LAFAYETTE - Consumers will likely pay more for crawfish this season, according to Steve Minville, executive director of the Louisiana Crawfish Producers Association.
The reasons include a dry summer and the high cost of diesel that made it too expensive to pump enough water into crawfish ponds, according to Mark Shirley, LSU AgCenter aquaculture specialist.
"Crawfish are going to cost a bunch more this year," Shirley said.
The price has to go up or the producers will have to go out of business, Minville said.
"Last year, fewer than 5 percent of the crawfish producers covered their expenses," Minville says. "You can't go on like that."
He points out that crawfish producers are not "fishermen," and that they have rising input costs ? such as diesel to pump water ? that must be met if they are to stay in business.
"On average, it costs a producer 62 cents a pound to grow and harvest the crawfish. That's what he needs just to cover costs. This is a commodity crop just like any other commodity crop. We have to get back what we put out in land leases and fuel costs and other expenses that we put into the crop."
Sixty-two cents a pound equates to about $25 a sack, just for the farmer to break even, Minville says. "That's no profit for shoes for the kids. That's just staying in business."
Don Benoit, a crawfish producer and buyer said it's too early to tell just how much a 40-pound sack of crawfish will cost during the peak of the season, but he predicted the cost will be at least $40 a sack for medium-sized crawfish and more than that for the bigger ones.

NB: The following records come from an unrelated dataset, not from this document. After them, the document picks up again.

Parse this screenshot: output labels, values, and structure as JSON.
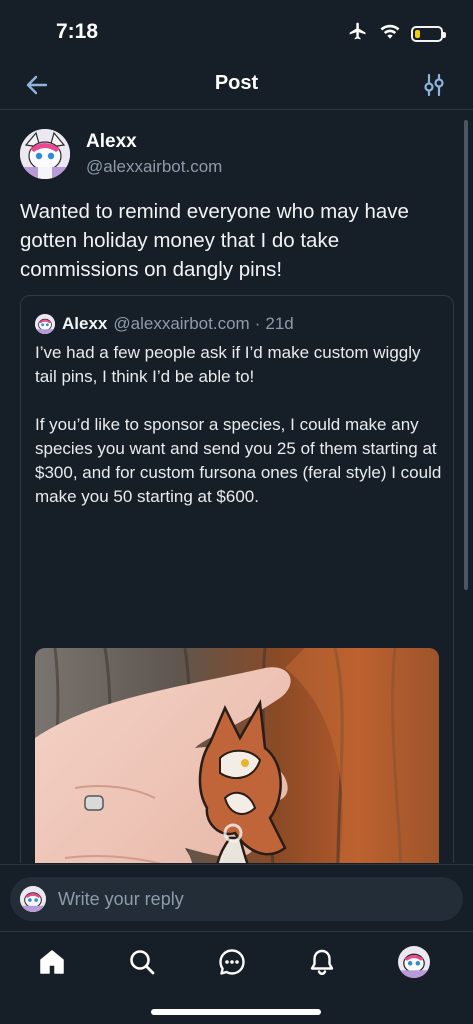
{
  "status_bar": {
    "time": "7:18",
    "icons": [
      "airplane-icon",
      "wifi-icon",
      "battery-icon"
    ],
    "battery_level": 0.2,
    "battery_color": "#ffd60a"
  },
  "header": {
    "title": "Post",
    "left_icon": "arrow-left-icon",
    "right_icon": "filter-sliders-icon"
  },
  "post": {
    "author": {
      "display_name": "Alexx",
      "handle": "@alexxairbot.com"
    },
    "text": "Wanted to remind everyone who may have gotten holiday money that I do take commissions on dangly pins!",
    "quote": {
      "author_name": "Alexx",
      "author_handle": "@alexxairbot.com",
      "separator": "·",
      "age": "21d",
      "paragraphs": [
        "I’ve had a few people ask if I’d make custom wiggly tail pins, I think I’d be able to!",
        "If you’d like to sponsor a species, I could make any species you want and send you 25 of them starting at $300, and for custom fursona ones (feral style) I could make you 50 starting at $600."
      ]
    }
  },
  "reply": {
    "placeholder": "Write your reply"
  },
  "tab_bar": {
    "items": [
      "home-icon",
      "search-icon",
      "chat-icon",
      "bell-icon",
      "profile-avatar"
    ],
    "active": "home-icon"
  },
  "colors": {
    "background": "#161e27",
    "accent": "#208bfe",
    "muted_text": "#8e9ba8",
    "border": "#2b3640"
  }
}
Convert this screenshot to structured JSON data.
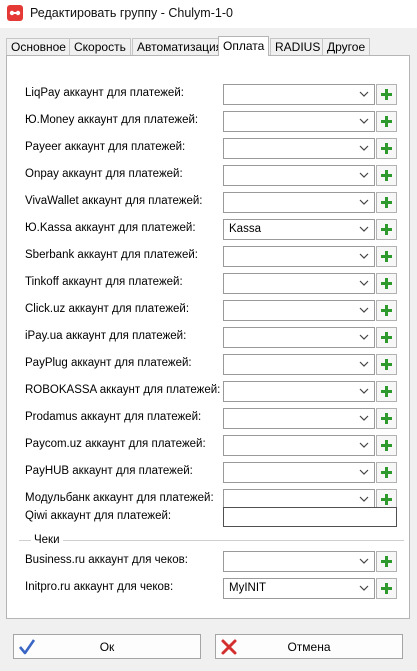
{
  "window": {
    "title": "Редактировать группу - Chulym-1-0"
  },
  "tabs": [
    {
      "label": "Основное",
      "active": false
    },
    {
      "label": "Скорость",
      "active": false
    },
    {
      "label": "Автоматизация",
      "active": false
    },
    {
      "label": "Оплата",
      "active": true
    },
    {
      "label": "RADIUS",
      "active": false
    },
    {
      "label": "Другое",
      "active": false
    }
  ],
  "payment_accounts": [
    {
      "label": "LiqPay аккаунт для платежей:",
      "value": ""
    },
    {
      "label": "Ю.Money аккаунт для платежей:",
      "value": ""
    },
    {
      "label": "Payeer аккаунт для платежей:",
      "value": ""
    },
    {
      "label": "Onpay аккаунт для платежей:",
      "value": ""
    },
    {
      "label": "VivaWallet аккаунт для платежей:",
      "value": ""
    },
    {
      "label": "Ю.Kassa аккаунт для платежей:",
      "value": "Kassa"
    },
    {
      "label": "Sberbank аккаунт для платежей:",
      "value": ""
    },
    {
      "label": "Tinkoff аккаунт для платежей:",
      "value": ""
    },
    {
      "label": "Click.uz аккаунт для платежей:",
      "value": ""
    },
    {
      "label": "iPay.ua аккаунт для платежей:",
      "value": ""
    },
    {
      "label": "PayPlug аккаунт для платежей:",
      "value": ""
    },
    {
      "label": "ROBOKASSA аккаунт для платежей:",
      "value": ""
    },
    {
      "label": "Prodamus аккаунт для платежей:",
      "value": ""
    },
    {
      "label": "Paycom.uz аккаунт для платежей:",
      "value": ""
    },
    {
      "label": "PayHUB аккаунт для платежей:",
      "value": ""
    },
    {
      "label": "Модульбанк аккаунт для платежей:",
      "value": ""
    }
  ],
  "qiwi": {
    "label": "Qiwi аккаунт для платежей:",
    "value": ""
  },
  "receipts": {
    "group_title": "Чеки",
    "items": [
      {
        "label": "Business.ru аккаунт для чеков:",
        "value": ""
      },
      {
        "label": "Initpro.ru аккаунт для чеков:",
        "value": "MyINIT"
      }
    ]
  },
  "buttons": {
    "ok": "Ок",
    "cancel": "Отмена"
  },
  "colors": {
    "add_icon": "#2e9a2e",
    "ok_check": "#3a66c4",
    "cancel_x": "#d32f2f",
    "app_icon": "#e53935"
  }
}
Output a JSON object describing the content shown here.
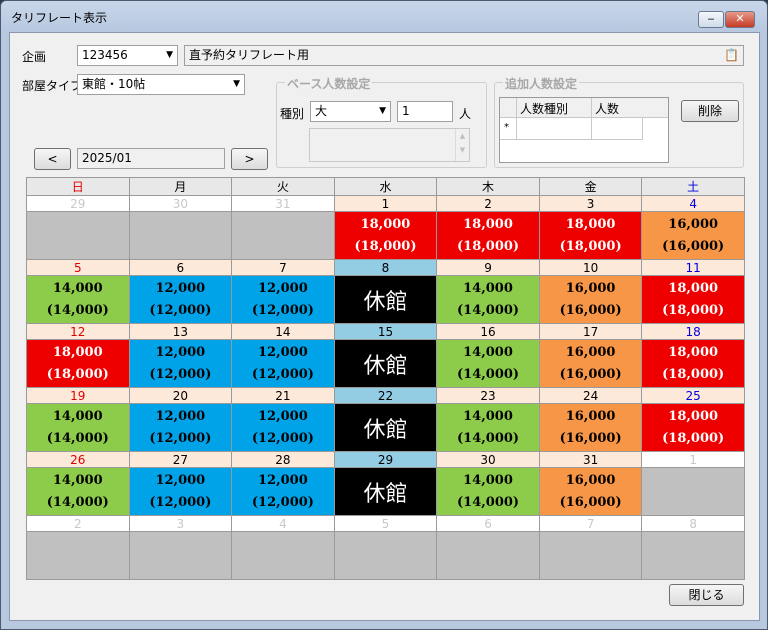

With production just beginning, the going price is substantially higher than that, he said, but it will come down as the weather warms and more producers begin harvesting. How much it will come down will depend on the size and quality of the harvest and how many producers participate.